▸ Your goal:
Report each line of the data that contains the string "selected".

▸ Data under study:
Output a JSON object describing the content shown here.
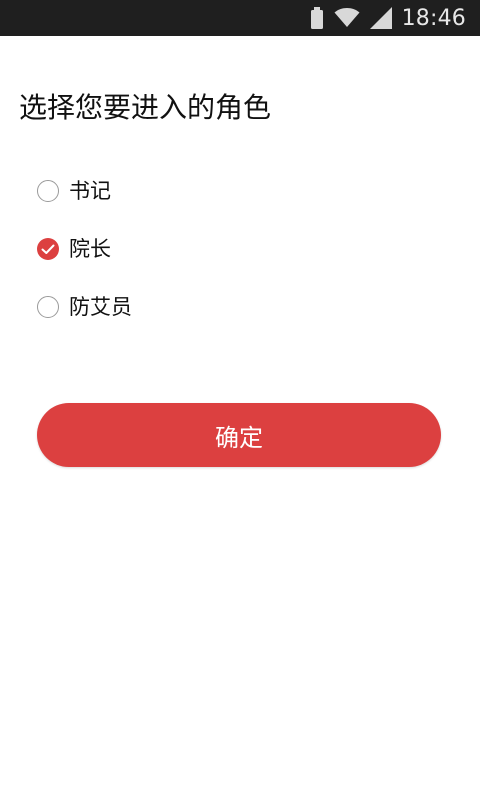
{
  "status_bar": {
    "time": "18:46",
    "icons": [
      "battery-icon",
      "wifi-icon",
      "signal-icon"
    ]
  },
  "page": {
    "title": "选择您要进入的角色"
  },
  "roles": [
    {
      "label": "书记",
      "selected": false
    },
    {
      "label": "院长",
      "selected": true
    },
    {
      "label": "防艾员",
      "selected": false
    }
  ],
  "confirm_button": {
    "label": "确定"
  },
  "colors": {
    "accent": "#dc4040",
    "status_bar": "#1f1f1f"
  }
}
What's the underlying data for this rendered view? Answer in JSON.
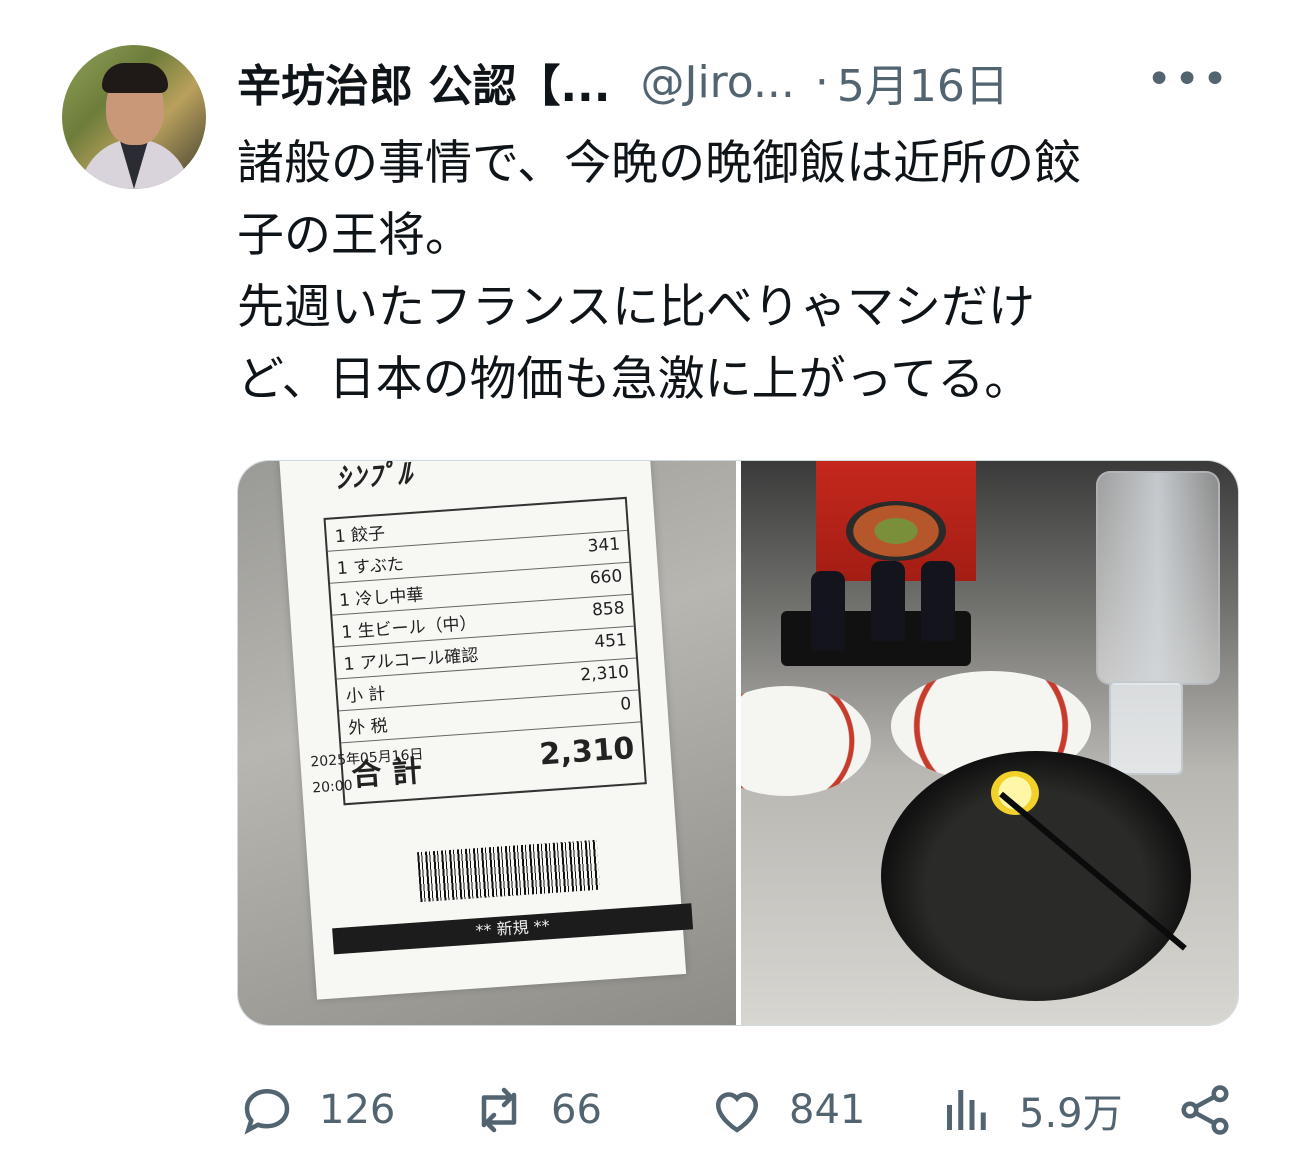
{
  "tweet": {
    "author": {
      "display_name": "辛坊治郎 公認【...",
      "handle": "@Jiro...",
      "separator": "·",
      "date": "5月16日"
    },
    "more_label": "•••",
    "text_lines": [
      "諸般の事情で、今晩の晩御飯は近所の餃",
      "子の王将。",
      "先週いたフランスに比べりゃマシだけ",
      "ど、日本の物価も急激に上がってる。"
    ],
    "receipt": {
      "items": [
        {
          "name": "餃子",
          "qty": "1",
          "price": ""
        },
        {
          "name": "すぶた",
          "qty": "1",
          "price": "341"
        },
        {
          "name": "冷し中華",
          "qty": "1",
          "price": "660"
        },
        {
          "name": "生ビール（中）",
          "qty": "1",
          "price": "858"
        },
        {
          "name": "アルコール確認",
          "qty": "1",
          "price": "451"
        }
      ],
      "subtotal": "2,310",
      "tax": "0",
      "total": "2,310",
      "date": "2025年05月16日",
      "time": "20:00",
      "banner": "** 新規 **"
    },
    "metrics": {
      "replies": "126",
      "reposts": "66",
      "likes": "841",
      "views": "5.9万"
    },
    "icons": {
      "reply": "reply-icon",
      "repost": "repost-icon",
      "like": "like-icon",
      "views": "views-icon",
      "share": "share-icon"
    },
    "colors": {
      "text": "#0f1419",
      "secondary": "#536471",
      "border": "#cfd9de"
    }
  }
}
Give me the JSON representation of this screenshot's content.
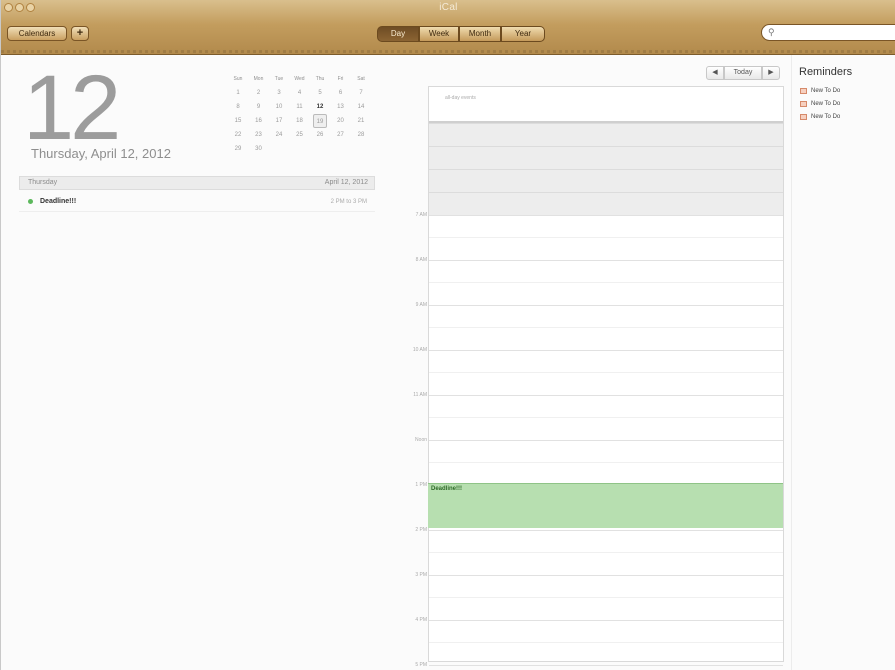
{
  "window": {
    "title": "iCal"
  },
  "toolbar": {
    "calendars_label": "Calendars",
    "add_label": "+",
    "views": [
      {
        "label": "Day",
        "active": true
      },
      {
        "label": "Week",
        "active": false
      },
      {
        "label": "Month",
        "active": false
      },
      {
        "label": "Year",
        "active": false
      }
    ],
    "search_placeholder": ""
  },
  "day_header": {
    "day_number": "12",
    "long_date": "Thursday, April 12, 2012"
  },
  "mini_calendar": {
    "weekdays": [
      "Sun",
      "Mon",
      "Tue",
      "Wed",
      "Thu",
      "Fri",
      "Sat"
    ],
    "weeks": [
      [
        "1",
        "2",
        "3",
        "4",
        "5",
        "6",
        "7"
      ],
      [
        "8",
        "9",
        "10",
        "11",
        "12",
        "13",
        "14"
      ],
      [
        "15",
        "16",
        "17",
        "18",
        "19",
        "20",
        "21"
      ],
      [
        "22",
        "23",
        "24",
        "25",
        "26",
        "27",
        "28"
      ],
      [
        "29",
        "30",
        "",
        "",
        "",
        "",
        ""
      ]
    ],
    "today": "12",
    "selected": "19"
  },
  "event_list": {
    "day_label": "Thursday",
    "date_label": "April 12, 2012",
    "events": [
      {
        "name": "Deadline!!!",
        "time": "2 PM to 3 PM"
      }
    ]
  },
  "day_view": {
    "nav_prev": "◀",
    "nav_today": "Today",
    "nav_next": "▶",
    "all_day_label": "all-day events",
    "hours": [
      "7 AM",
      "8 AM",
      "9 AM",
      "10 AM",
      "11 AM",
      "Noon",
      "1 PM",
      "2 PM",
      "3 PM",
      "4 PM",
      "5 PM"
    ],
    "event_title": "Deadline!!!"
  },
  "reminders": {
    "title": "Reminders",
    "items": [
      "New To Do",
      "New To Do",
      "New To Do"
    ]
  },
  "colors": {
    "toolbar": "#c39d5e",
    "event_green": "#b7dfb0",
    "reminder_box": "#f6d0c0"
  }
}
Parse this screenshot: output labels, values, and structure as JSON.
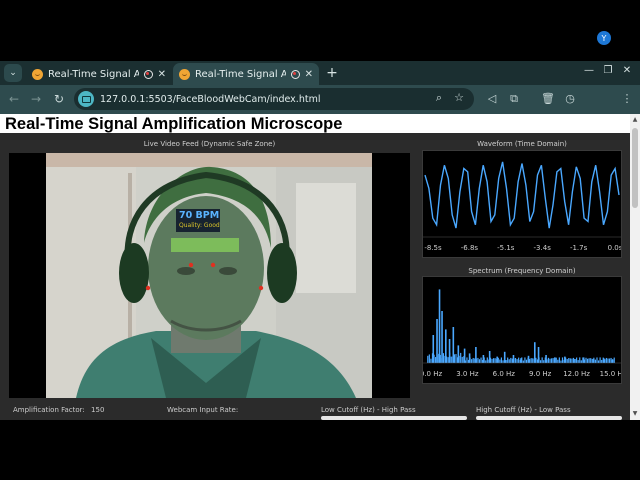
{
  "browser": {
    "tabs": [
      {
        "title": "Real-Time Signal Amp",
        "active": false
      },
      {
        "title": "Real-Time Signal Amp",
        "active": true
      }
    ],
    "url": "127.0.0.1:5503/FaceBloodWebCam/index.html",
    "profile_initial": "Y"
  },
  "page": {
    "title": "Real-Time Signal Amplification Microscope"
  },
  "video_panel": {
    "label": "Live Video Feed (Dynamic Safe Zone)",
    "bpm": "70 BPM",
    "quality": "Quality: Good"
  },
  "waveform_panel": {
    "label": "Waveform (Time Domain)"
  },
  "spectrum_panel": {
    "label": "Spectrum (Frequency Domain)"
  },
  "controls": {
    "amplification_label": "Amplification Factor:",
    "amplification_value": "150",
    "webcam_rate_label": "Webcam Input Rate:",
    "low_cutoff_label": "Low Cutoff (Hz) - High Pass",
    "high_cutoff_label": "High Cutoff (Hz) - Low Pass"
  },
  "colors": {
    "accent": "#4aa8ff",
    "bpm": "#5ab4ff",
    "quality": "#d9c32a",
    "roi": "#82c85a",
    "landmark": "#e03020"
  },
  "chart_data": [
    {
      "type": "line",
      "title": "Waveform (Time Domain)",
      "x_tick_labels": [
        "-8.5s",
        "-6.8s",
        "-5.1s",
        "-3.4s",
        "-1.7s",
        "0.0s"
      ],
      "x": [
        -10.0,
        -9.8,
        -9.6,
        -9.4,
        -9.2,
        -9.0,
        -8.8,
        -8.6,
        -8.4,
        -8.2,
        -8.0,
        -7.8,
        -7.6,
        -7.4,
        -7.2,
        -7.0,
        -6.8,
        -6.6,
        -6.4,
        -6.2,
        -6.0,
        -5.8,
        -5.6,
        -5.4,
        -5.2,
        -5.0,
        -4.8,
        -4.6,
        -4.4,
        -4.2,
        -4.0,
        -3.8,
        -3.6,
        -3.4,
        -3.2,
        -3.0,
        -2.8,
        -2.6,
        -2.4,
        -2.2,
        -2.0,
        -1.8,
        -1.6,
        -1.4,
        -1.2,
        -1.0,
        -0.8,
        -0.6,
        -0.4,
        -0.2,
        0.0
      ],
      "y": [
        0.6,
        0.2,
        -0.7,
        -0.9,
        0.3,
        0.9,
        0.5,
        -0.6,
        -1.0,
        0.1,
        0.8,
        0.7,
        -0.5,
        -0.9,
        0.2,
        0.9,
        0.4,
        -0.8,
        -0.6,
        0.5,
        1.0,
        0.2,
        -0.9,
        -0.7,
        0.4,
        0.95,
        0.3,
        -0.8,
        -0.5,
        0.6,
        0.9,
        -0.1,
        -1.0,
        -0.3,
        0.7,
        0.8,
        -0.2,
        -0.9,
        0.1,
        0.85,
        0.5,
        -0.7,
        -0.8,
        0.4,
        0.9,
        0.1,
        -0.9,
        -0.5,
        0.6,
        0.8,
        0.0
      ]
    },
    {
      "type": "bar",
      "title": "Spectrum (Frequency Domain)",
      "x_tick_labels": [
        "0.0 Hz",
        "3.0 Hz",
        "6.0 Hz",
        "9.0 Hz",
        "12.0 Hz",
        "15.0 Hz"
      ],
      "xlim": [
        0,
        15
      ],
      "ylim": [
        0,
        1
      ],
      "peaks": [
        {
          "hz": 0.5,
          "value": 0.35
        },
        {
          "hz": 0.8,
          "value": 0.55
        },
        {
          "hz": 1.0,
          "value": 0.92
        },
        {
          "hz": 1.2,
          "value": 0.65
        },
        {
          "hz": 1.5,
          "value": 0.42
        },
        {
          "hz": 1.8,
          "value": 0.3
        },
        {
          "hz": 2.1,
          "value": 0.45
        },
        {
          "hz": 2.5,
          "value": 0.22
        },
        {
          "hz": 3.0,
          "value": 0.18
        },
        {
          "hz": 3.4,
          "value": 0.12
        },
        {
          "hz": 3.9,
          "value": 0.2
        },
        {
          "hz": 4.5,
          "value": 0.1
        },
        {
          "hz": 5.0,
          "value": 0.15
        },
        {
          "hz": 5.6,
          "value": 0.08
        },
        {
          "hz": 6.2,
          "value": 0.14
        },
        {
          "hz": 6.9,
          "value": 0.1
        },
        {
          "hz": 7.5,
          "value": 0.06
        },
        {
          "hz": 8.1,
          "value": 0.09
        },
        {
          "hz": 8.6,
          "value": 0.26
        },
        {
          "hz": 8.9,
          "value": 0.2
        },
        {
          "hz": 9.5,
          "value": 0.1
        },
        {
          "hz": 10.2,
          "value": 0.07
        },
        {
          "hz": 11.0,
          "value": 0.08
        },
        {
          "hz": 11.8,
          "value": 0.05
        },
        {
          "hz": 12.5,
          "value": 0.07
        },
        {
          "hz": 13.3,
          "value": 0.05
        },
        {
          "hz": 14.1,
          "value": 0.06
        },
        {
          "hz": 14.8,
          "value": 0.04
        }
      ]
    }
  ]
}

▸ Task answer:
      "selected": false
      "selected": true
      "selected": false
    "selected": "19"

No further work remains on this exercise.